Over the last week I've been working hard on migrating our Frontend Monorepo from a on-premise Jenkins pipeline to a cloud based solution.
One of the big obstacles I had to overcome was dealing with the sheer size of our monorepo. If we include the whole history (all branches on remote, all tags, full history), the size of our repo amounts to more than 1GB.
Downloading that much data on each run is a waste of bandwith and time, so I've dived into the git documentation and found several possibilities that I will share with you.
This simple flag (
--single-branch) makes sure you only fetch the history of your main branch. The more active branches live on your remote, the bigger the benefit and with more than 400 active contributors in our repo, that helps!

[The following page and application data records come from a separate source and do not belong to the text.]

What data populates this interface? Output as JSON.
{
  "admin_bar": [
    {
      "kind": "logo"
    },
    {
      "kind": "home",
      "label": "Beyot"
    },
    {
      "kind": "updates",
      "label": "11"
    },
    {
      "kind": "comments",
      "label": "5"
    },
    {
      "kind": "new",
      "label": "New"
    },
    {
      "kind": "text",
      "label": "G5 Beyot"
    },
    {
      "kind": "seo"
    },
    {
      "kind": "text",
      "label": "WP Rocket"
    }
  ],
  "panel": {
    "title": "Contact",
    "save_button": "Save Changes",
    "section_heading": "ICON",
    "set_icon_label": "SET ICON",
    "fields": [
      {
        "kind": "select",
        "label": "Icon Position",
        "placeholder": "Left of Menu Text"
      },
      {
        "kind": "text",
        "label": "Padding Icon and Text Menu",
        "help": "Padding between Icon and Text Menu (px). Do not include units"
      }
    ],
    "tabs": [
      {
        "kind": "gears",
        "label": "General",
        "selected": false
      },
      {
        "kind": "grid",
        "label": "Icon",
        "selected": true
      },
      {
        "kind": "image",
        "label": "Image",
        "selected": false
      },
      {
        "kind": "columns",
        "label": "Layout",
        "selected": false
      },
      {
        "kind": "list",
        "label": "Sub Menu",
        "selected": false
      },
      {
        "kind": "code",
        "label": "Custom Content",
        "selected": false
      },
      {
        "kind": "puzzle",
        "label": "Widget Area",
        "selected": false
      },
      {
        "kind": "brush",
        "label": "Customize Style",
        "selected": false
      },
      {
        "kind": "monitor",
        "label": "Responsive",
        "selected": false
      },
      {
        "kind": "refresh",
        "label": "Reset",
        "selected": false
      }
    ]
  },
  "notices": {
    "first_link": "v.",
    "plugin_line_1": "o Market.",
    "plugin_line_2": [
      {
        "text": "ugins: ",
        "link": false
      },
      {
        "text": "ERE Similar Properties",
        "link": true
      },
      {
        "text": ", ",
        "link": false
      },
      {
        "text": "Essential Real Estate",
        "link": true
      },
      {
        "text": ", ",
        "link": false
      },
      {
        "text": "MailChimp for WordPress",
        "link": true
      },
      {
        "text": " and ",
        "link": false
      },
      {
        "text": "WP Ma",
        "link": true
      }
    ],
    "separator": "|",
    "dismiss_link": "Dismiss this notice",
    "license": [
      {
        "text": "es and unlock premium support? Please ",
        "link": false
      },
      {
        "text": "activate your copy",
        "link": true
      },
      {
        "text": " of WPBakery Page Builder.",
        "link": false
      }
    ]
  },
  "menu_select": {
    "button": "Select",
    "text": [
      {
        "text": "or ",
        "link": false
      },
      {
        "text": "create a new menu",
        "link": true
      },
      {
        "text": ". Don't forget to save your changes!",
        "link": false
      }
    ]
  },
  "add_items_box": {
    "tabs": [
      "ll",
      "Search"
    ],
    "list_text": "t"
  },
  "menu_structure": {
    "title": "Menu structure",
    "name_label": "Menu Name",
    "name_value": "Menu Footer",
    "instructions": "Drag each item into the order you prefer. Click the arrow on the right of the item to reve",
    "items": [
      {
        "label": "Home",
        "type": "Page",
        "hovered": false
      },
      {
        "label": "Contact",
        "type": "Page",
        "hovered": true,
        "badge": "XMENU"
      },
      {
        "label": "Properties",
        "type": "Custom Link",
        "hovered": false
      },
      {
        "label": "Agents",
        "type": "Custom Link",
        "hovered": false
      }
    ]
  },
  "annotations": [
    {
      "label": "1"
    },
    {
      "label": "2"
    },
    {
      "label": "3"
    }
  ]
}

Another simple flag! This one omits the tags from the git history. Tags are often version numbers such as
<package-name>@1.2.67. Although not a huge data saver, it helps. Be careful though, some CI pipelines need tags, so double check if you need it.
Oh yes, now we are talking. This flag restricts the history to the latest commits. Really useful if you only care about the newest state of a certain branch. For example if you know you need to build a feature branch (or your main branch) and you don't need all it's history! Potential huge data savings 🤤.
If you just need the latest state of a single branch this is your command! You can also modify this command to checkout a specific branch by adding
--branch=<branch-name> if you are building a branch that is not your main.
This is where things become a bit more tricky. In this scenario
git clone might not be our best bet because it only allows for cloning all branches or one branch.
This was also the scenario which was most tricky for me, because I needed to determine a single "ancestor" commit where a feature branch started to branch of the main branch.
As we saw this command fetches all active branches with limited history. This might work for you if you are interested in the most recent state of two (or more branches).
Downsides of this command is that it still fetches all branches and that determining "ancestor" commits is difficult/impossible (depends on depth, but can still be inaccurate).
This one might seem scary, but can actually be really effective. You have full control over the number of branches you want to track, if you would like tags and still control depth of the history
- Initialize an empty git repository by running
Add the following snippet to your
# .git/config [core] repositoryformatversion = 0 filemode = true bare = false logallrefupdates = true [remote \"origin\"] # replace with your own repo! url = firstname.lastname@example.org:patricksevat/foo.git # list the branches that you want to track fetch = +refs/heads/main:refs/remotes/origin/main fetch = +refs/heads/development:refs/remotes/origin/development fetch = +refs/heads/feature:refs/remotes/origin/feature # Replace main with master or whatever your main branch name is [branch \"main\"] remote = origin merge = refs/heads/main
Now you can
git fetchwith whatever flags you like.
Do not add any flags for full history of the listed branches, or use
--depth=1to limit history.
Don't forget to run
git checkoutwith one of your fetched branches or you'll have an empty working directory!
I hope these commands help you in optimizing your own git CI strategy. If you have any useful tips or improvements please leave them in the comments!